# Your task:
Line count for "icon": state how many lines of the listing below contain it, without anything else.

# Excerpted records:
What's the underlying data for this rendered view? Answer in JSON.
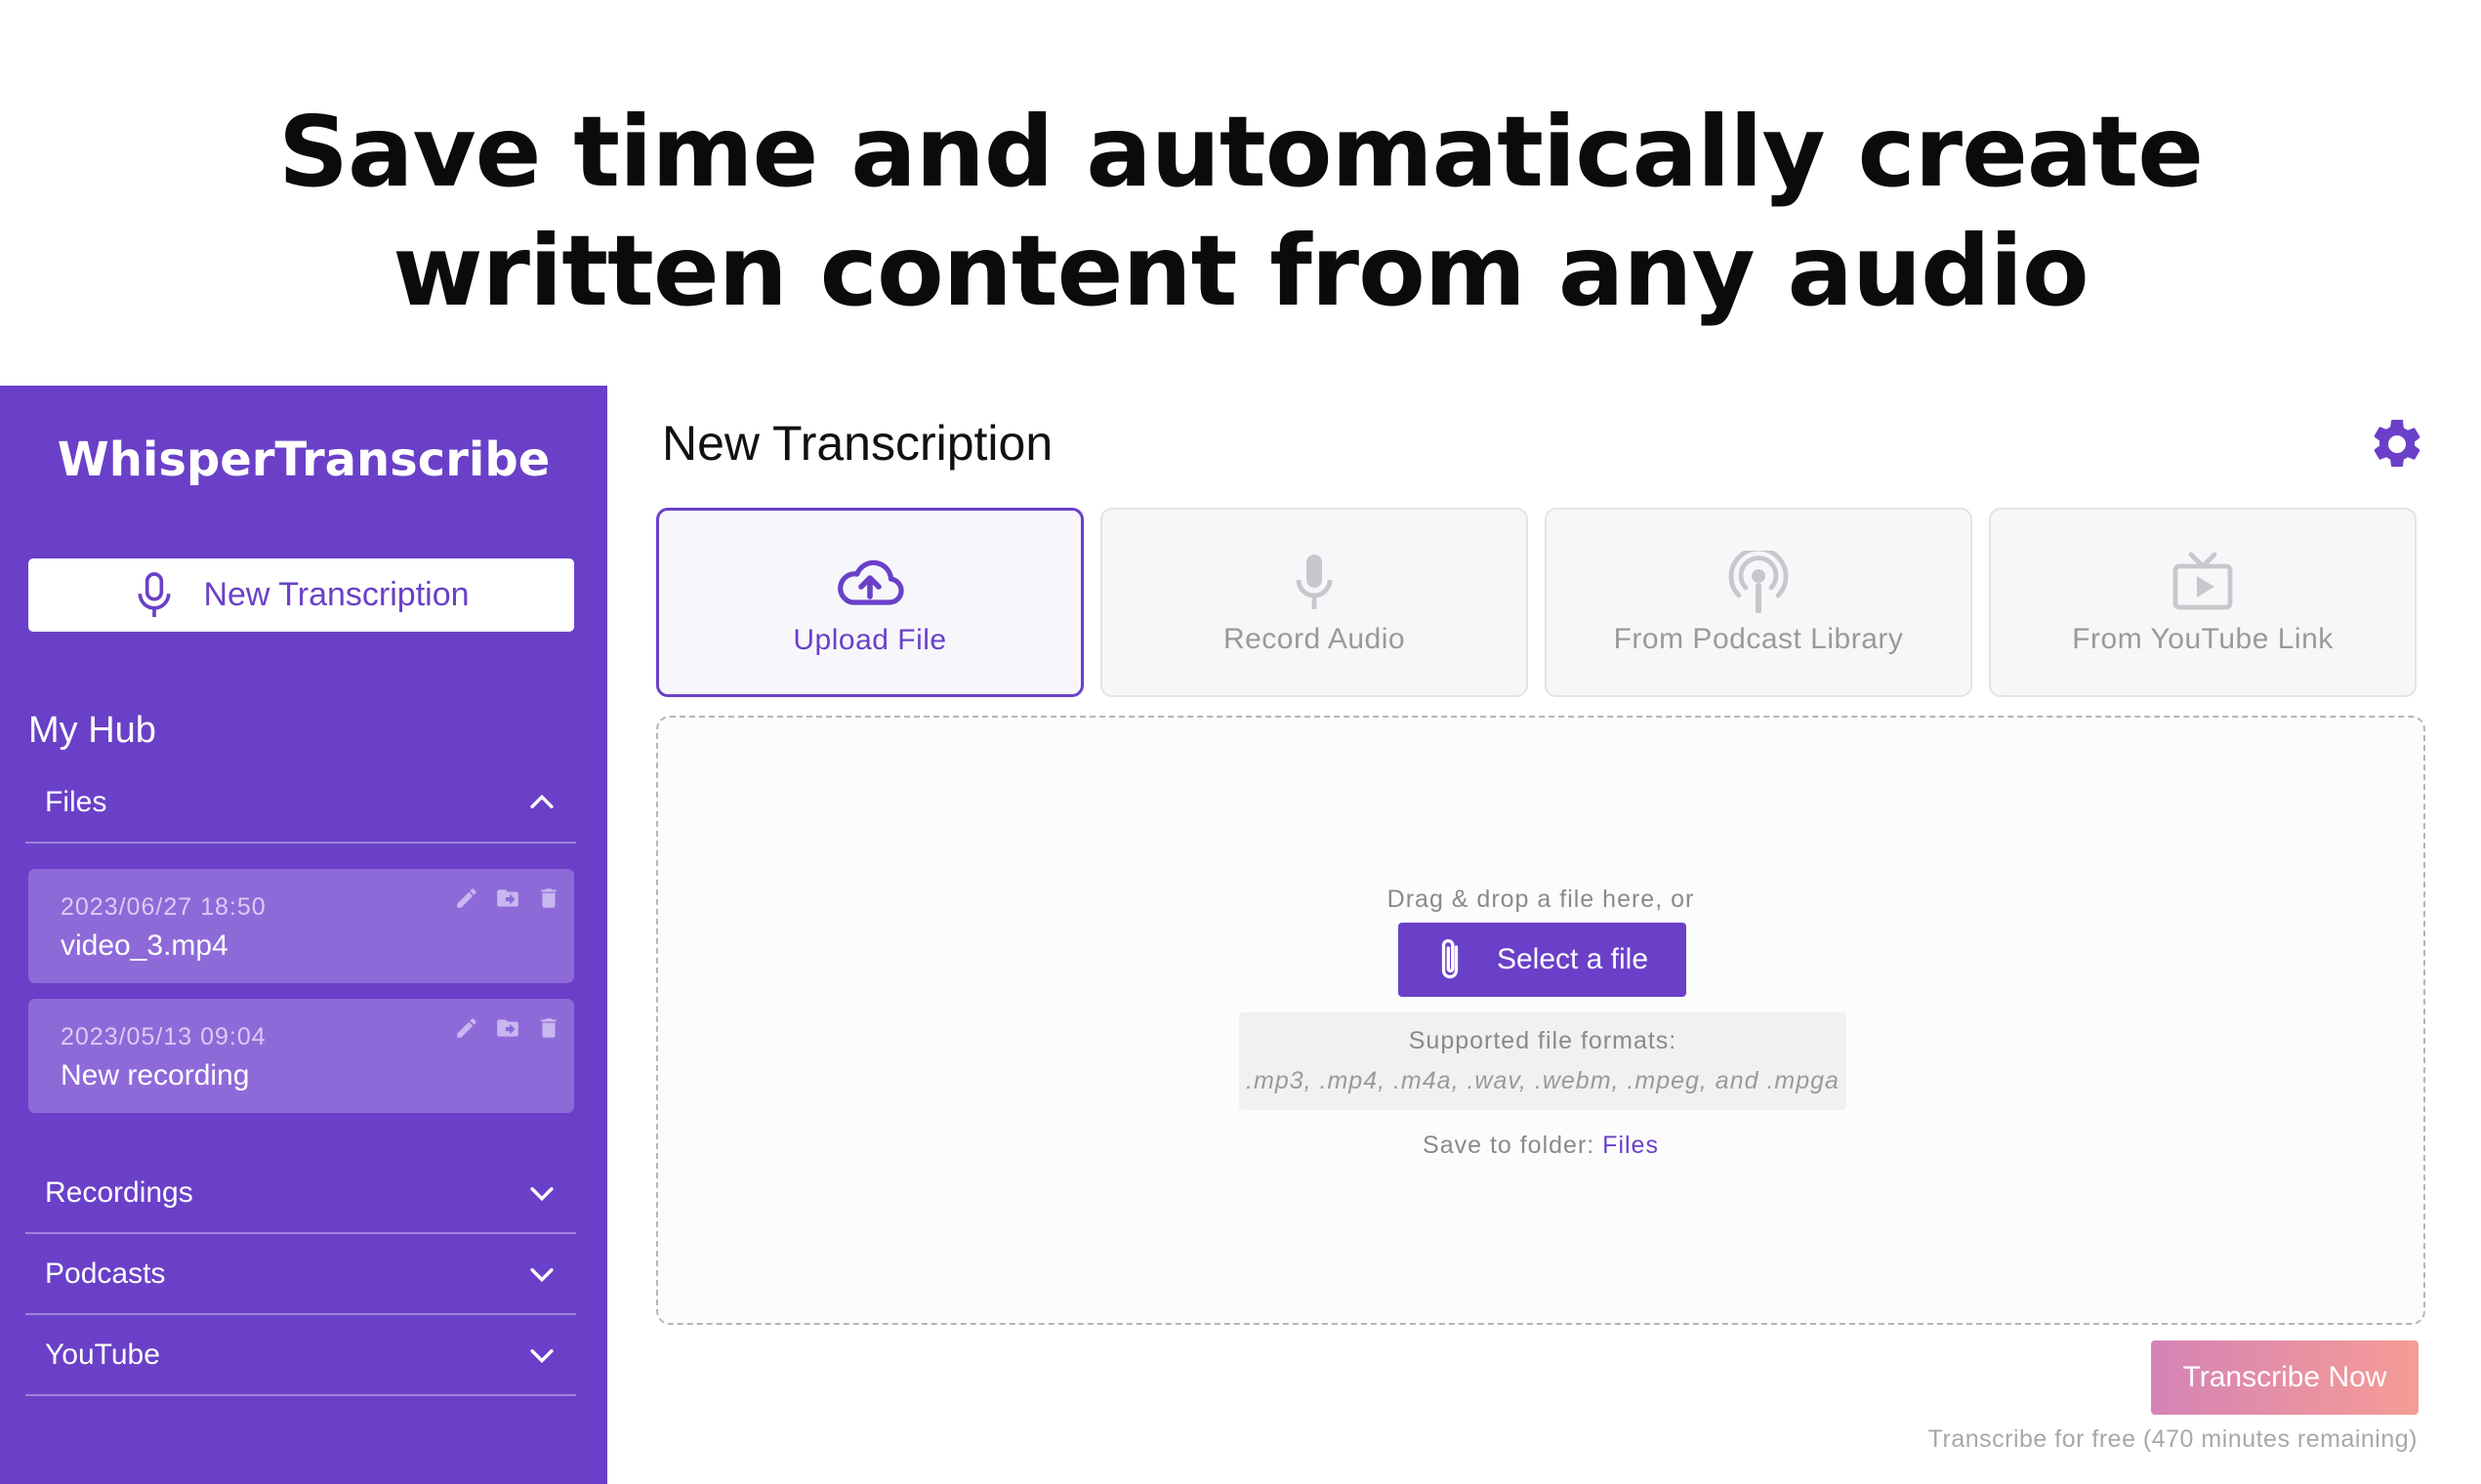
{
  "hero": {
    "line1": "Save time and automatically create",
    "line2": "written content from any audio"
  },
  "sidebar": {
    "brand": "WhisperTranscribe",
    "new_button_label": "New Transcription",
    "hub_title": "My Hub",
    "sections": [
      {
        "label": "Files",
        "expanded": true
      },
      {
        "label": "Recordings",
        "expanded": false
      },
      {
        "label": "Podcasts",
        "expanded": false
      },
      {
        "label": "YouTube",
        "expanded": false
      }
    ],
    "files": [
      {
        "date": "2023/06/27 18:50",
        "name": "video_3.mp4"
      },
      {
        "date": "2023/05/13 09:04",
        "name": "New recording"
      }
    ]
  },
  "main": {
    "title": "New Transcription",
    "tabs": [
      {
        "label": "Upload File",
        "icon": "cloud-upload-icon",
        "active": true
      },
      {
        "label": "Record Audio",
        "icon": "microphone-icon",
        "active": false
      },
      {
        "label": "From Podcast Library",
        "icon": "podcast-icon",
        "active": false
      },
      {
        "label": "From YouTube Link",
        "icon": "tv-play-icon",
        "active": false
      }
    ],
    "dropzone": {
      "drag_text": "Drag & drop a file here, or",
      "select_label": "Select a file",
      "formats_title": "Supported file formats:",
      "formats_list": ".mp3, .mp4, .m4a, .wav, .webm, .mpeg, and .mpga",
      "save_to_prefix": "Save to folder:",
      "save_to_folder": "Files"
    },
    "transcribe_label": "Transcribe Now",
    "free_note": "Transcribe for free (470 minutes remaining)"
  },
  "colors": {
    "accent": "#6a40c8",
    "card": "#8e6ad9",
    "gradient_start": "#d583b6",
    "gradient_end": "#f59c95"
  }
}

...

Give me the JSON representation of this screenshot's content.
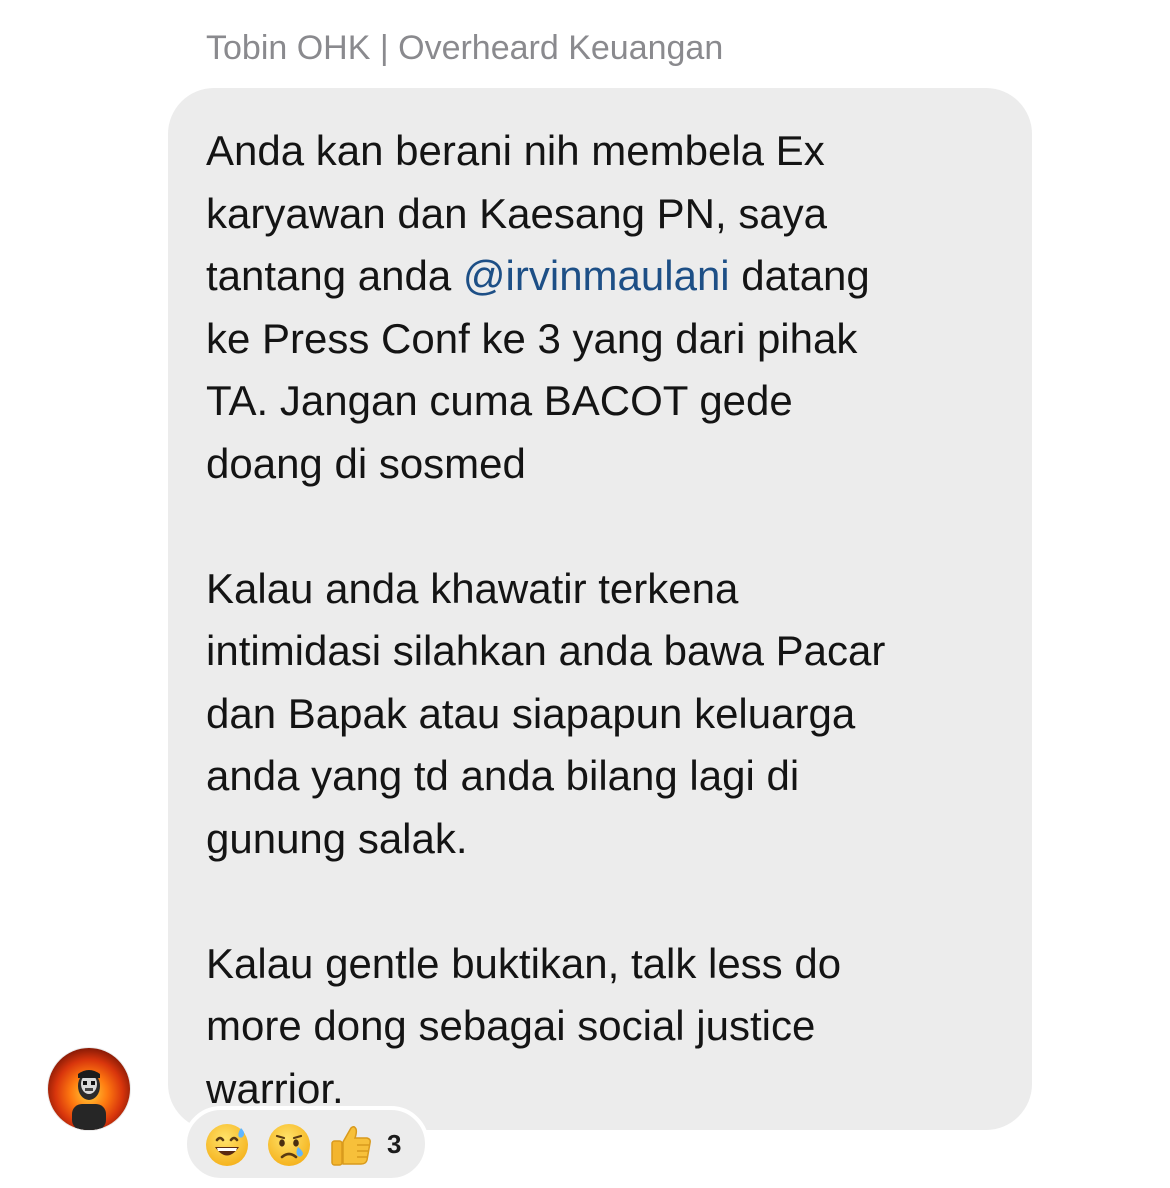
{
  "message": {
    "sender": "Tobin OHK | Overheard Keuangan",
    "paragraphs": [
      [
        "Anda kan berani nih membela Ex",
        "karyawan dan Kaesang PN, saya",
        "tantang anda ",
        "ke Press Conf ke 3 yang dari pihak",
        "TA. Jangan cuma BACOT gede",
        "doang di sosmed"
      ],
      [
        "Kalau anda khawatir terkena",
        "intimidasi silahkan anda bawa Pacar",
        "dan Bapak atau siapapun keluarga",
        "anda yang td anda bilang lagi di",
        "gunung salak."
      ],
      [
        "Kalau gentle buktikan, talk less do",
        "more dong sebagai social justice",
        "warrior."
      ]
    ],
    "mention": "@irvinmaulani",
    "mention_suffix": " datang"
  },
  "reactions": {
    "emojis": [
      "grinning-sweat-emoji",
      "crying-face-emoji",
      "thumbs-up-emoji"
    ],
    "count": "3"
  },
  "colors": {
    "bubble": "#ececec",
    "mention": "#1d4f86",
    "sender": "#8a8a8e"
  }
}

# Finished exercise:
4